== EXERCISE ==
In the material below, find each line with the word "JSON" and list it.

══ RECORDED DATA ══

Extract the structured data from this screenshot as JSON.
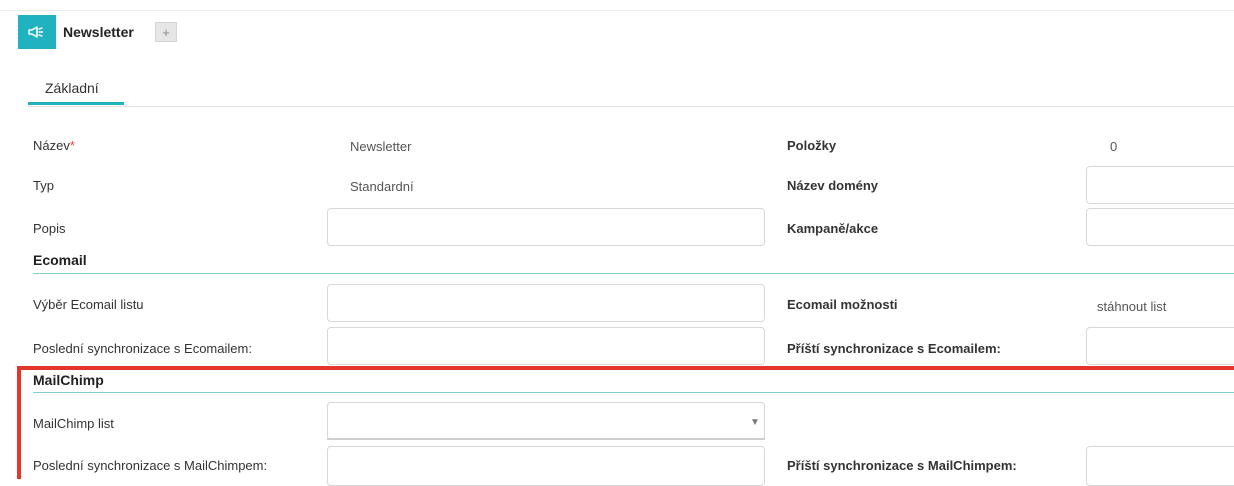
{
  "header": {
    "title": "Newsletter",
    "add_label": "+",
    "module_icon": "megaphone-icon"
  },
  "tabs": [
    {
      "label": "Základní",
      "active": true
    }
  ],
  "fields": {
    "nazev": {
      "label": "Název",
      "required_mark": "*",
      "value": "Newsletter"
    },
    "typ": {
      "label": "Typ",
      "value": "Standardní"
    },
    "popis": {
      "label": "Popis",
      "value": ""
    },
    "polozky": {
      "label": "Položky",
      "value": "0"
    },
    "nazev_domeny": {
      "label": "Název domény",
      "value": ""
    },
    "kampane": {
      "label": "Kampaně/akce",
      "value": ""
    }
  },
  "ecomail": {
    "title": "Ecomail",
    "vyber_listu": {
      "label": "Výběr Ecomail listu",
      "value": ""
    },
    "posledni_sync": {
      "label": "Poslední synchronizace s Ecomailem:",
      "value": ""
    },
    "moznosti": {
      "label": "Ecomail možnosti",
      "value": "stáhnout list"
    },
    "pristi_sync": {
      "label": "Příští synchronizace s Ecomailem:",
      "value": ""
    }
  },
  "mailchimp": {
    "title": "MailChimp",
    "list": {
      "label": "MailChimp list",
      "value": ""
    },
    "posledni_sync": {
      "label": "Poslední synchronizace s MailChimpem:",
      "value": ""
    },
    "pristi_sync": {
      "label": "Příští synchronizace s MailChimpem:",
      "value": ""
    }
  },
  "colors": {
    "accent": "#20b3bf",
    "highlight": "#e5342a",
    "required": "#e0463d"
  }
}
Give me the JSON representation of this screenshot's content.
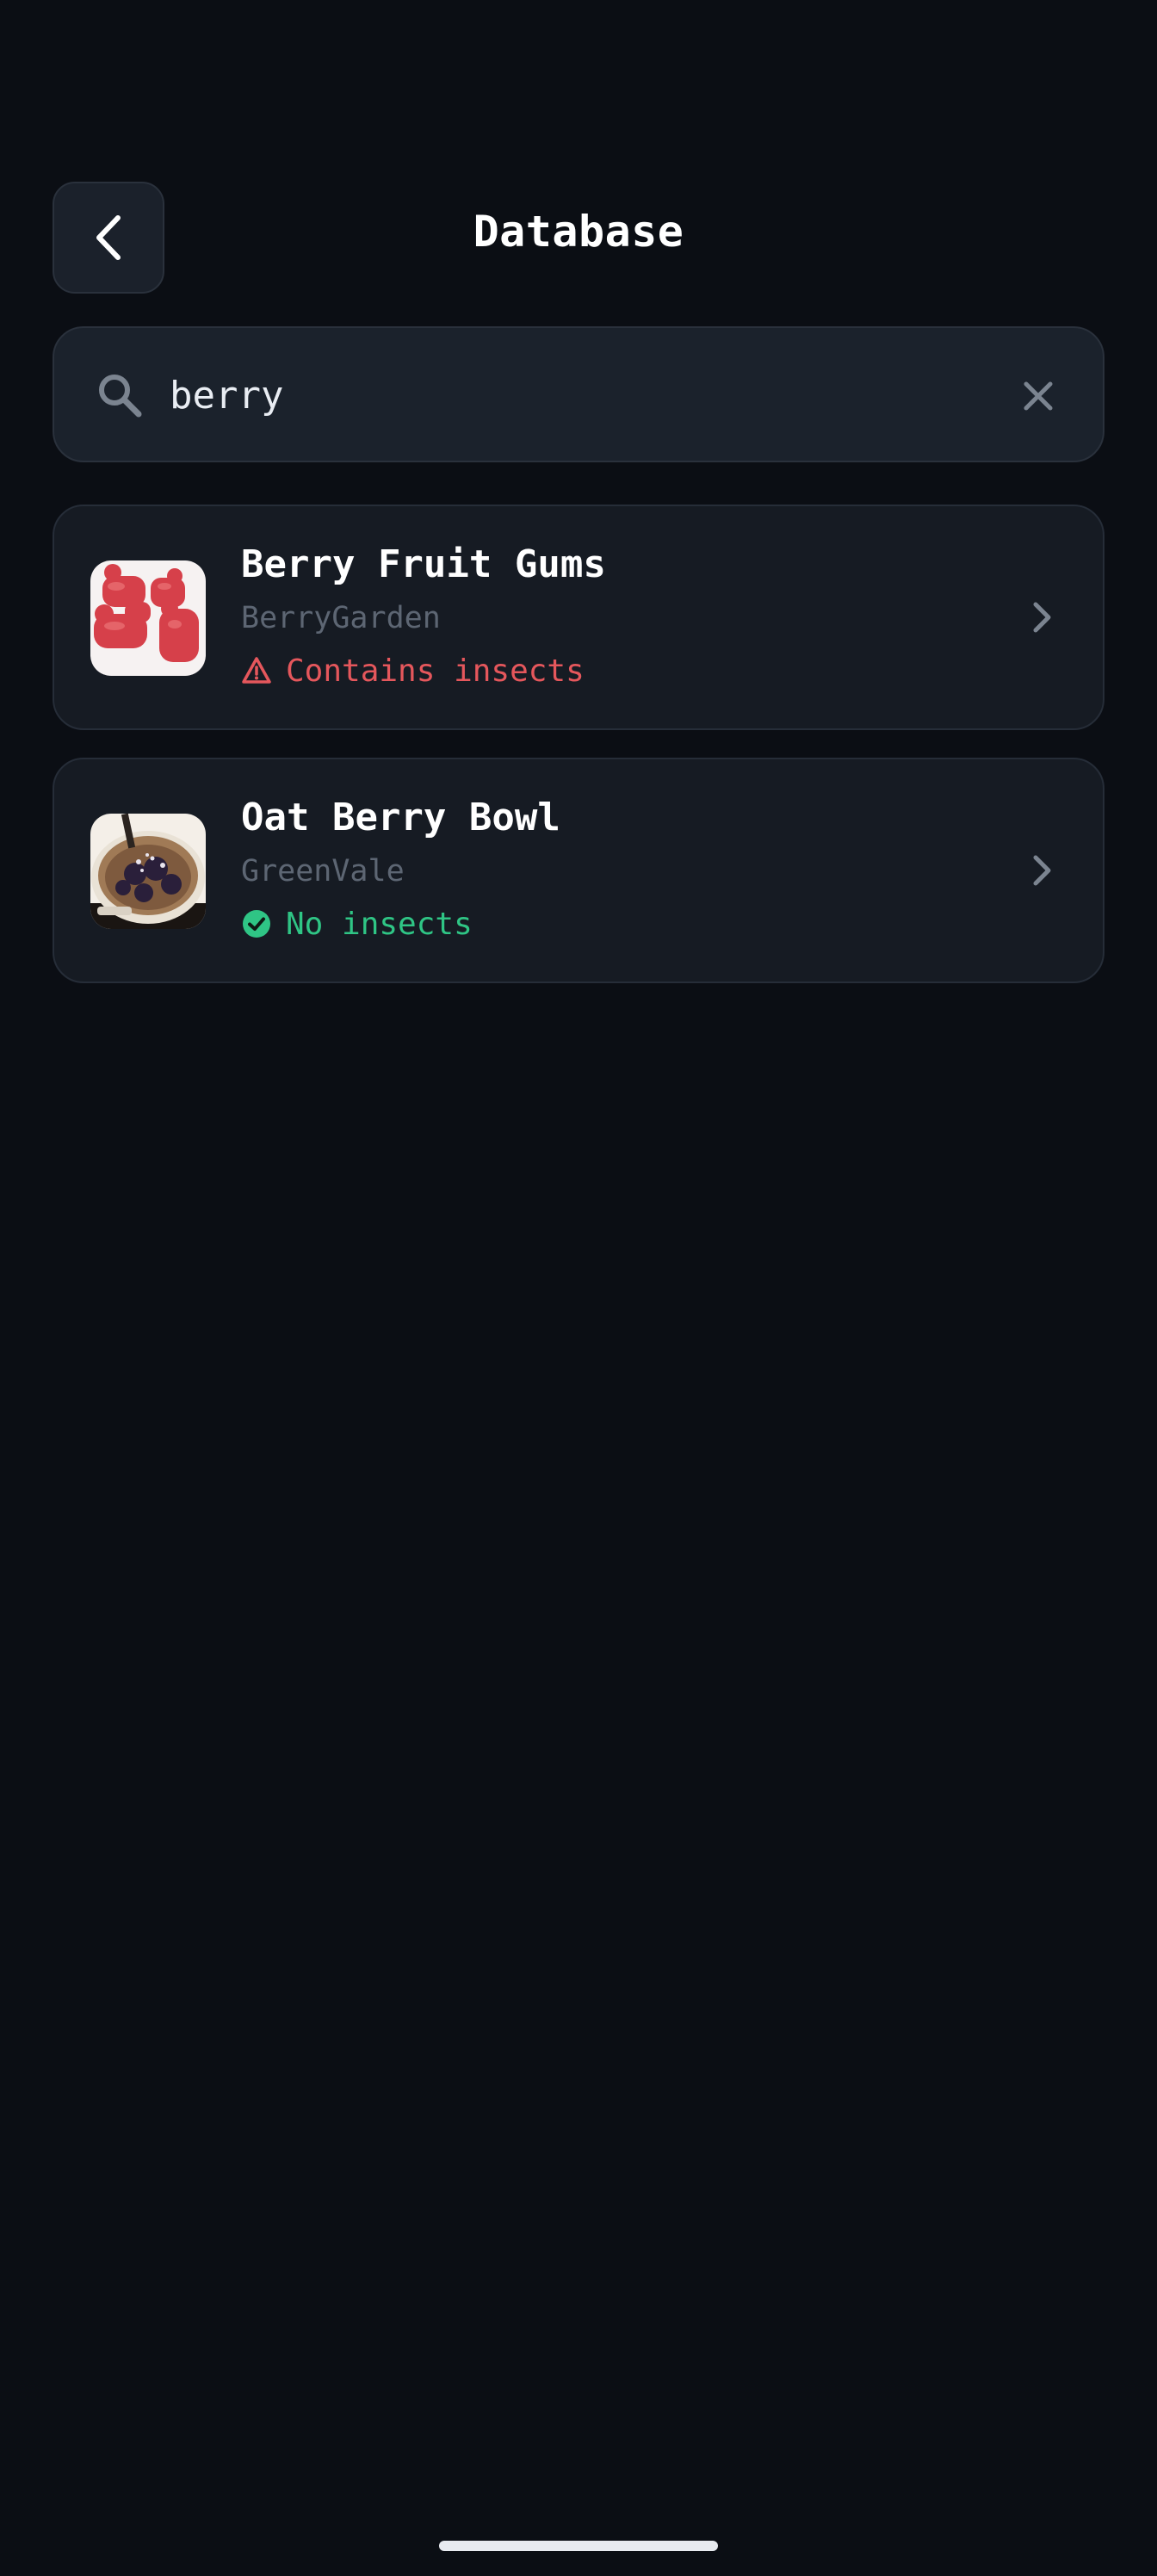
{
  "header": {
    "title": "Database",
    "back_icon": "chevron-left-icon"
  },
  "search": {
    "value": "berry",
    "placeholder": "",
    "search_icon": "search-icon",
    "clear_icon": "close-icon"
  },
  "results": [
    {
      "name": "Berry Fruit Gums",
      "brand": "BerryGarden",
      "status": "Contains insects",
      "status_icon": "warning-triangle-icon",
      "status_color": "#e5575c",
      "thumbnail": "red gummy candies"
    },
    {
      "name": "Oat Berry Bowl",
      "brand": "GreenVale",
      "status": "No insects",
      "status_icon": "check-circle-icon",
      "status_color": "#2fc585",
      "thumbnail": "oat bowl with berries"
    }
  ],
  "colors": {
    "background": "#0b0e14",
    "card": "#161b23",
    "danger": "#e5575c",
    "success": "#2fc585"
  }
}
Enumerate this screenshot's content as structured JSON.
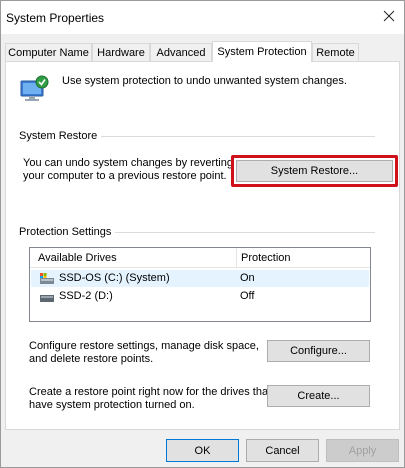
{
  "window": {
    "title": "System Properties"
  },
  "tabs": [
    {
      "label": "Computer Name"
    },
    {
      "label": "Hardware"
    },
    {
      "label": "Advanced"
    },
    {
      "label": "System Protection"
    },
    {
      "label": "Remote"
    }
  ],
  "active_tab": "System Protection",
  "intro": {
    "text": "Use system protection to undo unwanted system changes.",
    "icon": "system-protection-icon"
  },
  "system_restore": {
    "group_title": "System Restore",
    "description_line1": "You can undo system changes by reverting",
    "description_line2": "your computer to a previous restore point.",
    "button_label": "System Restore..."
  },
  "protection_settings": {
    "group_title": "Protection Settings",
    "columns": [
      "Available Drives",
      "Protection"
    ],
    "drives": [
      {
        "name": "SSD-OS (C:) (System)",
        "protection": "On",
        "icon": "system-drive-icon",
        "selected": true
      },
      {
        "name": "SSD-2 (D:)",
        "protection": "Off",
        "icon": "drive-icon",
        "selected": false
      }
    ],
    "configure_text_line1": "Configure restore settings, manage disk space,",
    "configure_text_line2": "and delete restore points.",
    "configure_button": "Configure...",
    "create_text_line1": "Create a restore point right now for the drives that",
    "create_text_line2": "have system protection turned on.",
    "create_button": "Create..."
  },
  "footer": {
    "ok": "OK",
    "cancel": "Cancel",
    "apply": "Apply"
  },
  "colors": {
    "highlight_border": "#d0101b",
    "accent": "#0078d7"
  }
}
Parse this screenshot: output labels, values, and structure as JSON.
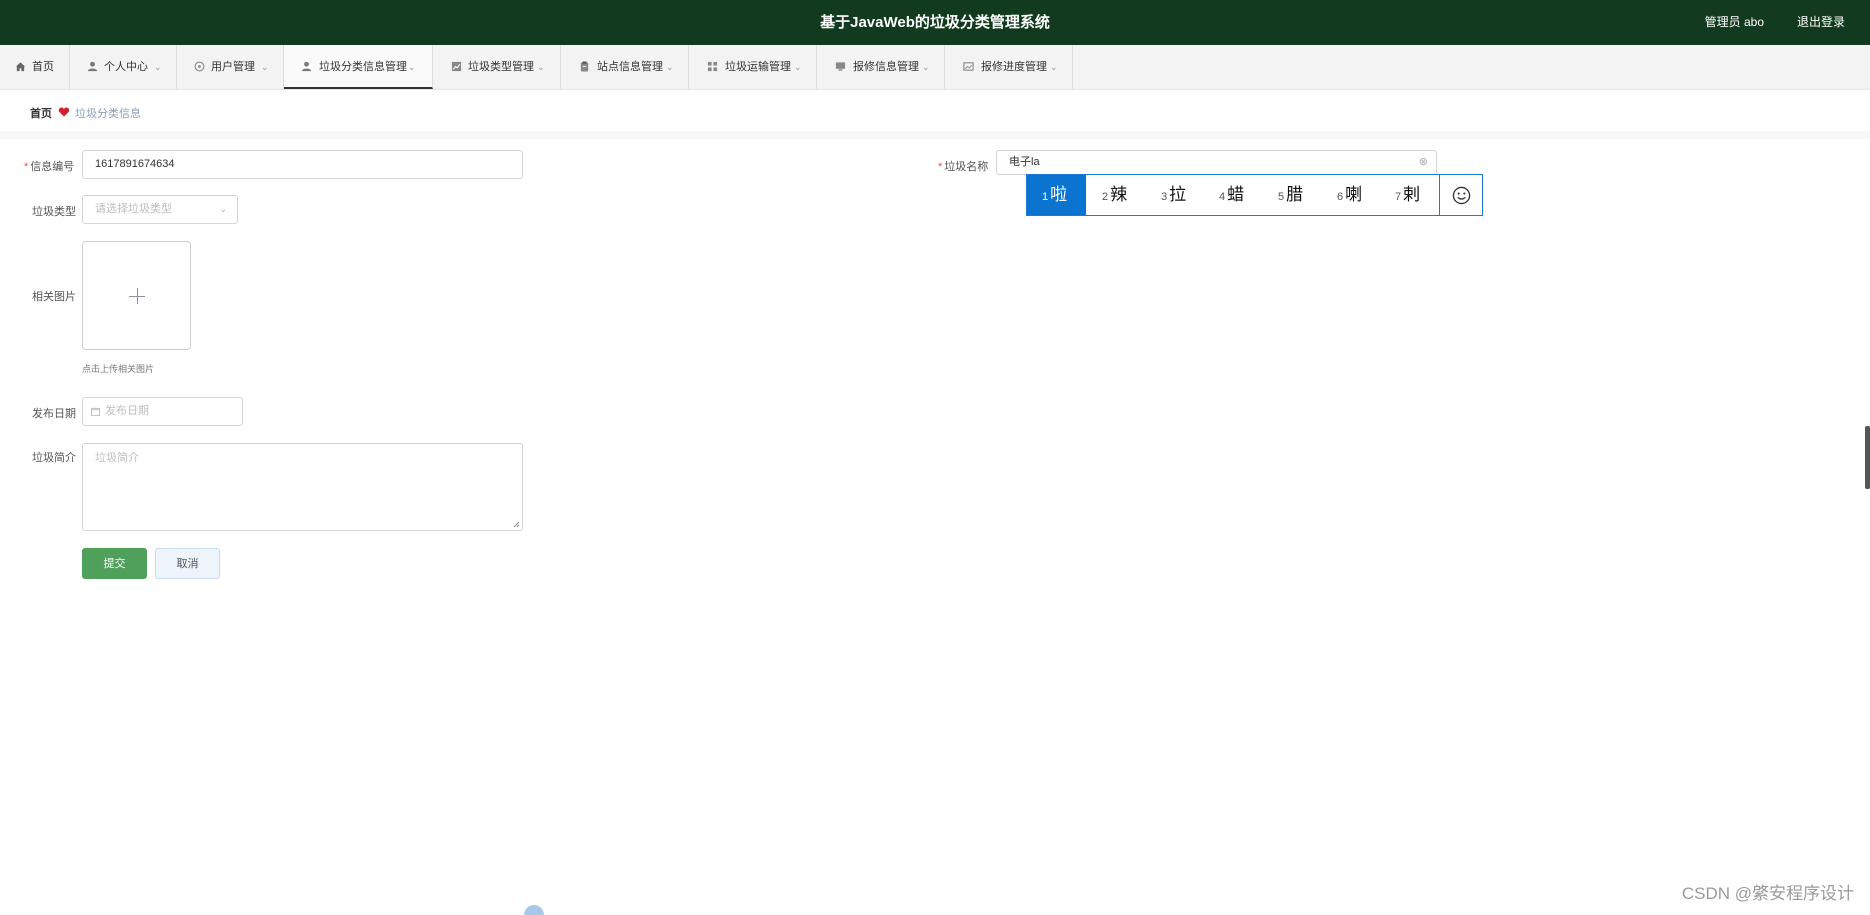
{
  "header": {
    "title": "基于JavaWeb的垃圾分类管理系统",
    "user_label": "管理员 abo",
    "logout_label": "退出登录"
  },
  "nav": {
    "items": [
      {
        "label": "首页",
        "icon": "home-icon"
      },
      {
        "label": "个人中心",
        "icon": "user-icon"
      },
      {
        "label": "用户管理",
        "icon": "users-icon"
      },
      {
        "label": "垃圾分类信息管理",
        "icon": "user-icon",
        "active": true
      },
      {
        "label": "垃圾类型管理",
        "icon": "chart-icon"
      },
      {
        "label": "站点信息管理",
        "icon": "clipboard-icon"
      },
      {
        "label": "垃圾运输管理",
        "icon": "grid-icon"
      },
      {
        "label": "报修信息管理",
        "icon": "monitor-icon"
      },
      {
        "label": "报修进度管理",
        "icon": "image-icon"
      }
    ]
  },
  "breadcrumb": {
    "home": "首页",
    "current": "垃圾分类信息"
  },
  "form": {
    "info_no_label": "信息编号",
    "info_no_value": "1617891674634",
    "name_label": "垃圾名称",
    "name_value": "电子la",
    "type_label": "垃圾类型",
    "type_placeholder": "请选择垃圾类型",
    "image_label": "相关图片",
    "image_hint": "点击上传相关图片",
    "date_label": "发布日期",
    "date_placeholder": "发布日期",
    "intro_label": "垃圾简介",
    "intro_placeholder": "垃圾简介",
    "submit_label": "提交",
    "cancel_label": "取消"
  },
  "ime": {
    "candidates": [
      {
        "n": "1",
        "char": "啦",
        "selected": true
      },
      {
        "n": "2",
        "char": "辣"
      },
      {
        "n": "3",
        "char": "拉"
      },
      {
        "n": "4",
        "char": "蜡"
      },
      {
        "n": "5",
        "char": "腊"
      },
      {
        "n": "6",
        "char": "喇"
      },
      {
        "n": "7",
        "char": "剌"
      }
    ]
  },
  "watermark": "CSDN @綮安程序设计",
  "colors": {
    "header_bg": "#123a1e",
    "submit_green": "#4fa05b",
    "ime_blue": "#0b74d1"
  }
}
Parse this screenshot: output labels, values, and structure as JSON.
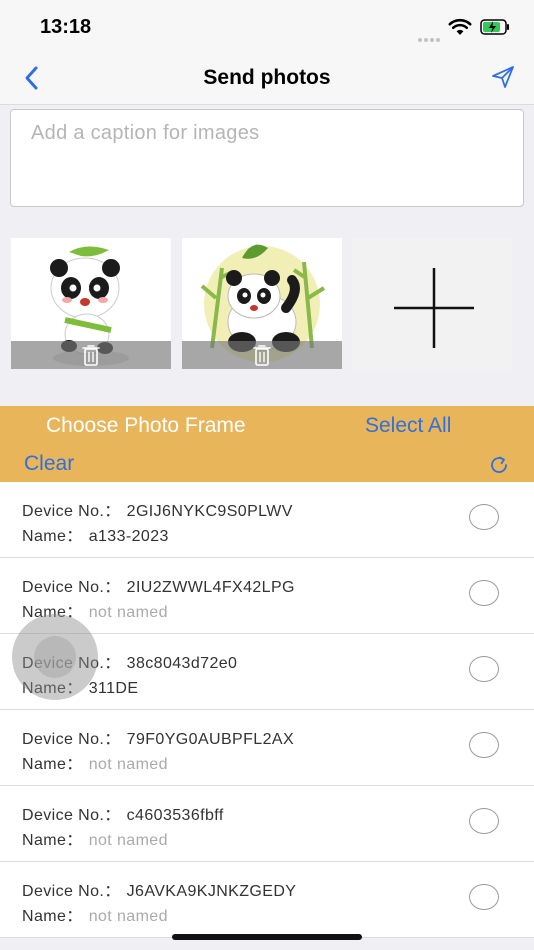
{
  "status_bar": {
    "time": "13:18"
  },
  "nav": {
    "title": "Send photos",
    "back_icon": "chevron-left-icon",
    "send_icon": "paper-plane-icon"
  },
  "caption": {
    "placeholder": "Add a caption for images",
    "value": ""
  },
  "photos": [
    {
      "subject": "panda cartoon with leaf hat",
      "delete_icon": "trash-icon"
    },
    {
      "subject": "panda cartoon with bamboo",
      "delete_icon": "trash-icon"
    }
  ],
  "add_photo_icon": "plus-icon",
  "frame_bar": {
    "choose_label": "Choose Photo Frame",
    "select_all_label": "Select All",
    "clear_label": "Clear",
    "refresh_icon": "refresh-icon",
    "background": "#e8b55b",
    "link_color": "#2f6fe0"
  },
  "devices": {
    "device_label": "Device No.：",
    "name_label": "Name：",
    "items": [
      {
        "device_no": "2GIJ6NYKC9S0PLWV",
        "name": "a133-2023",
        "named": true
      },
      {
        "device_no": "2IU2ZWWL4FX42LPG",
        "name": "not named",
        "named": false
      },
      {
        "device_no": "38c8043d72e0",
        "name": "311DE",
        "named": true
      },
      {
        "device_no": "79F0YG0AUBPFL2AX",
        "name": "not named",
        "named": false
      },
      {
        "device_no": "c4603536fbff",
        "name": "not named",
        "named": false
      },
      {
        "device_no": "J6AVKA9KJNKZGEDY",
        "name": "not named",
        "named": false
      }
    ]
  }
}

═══

== WRITTEN REPLY ==
Extract the structured data from this screenshot as JSON.
Give me the JSON representation of this screenshot's content.
Enumerate this screenshot's content as structured JSON.
Parse this screenshot: output labels, values, and structure as JSON.
Parse this screenshot: output labels, values, and structure as JSON.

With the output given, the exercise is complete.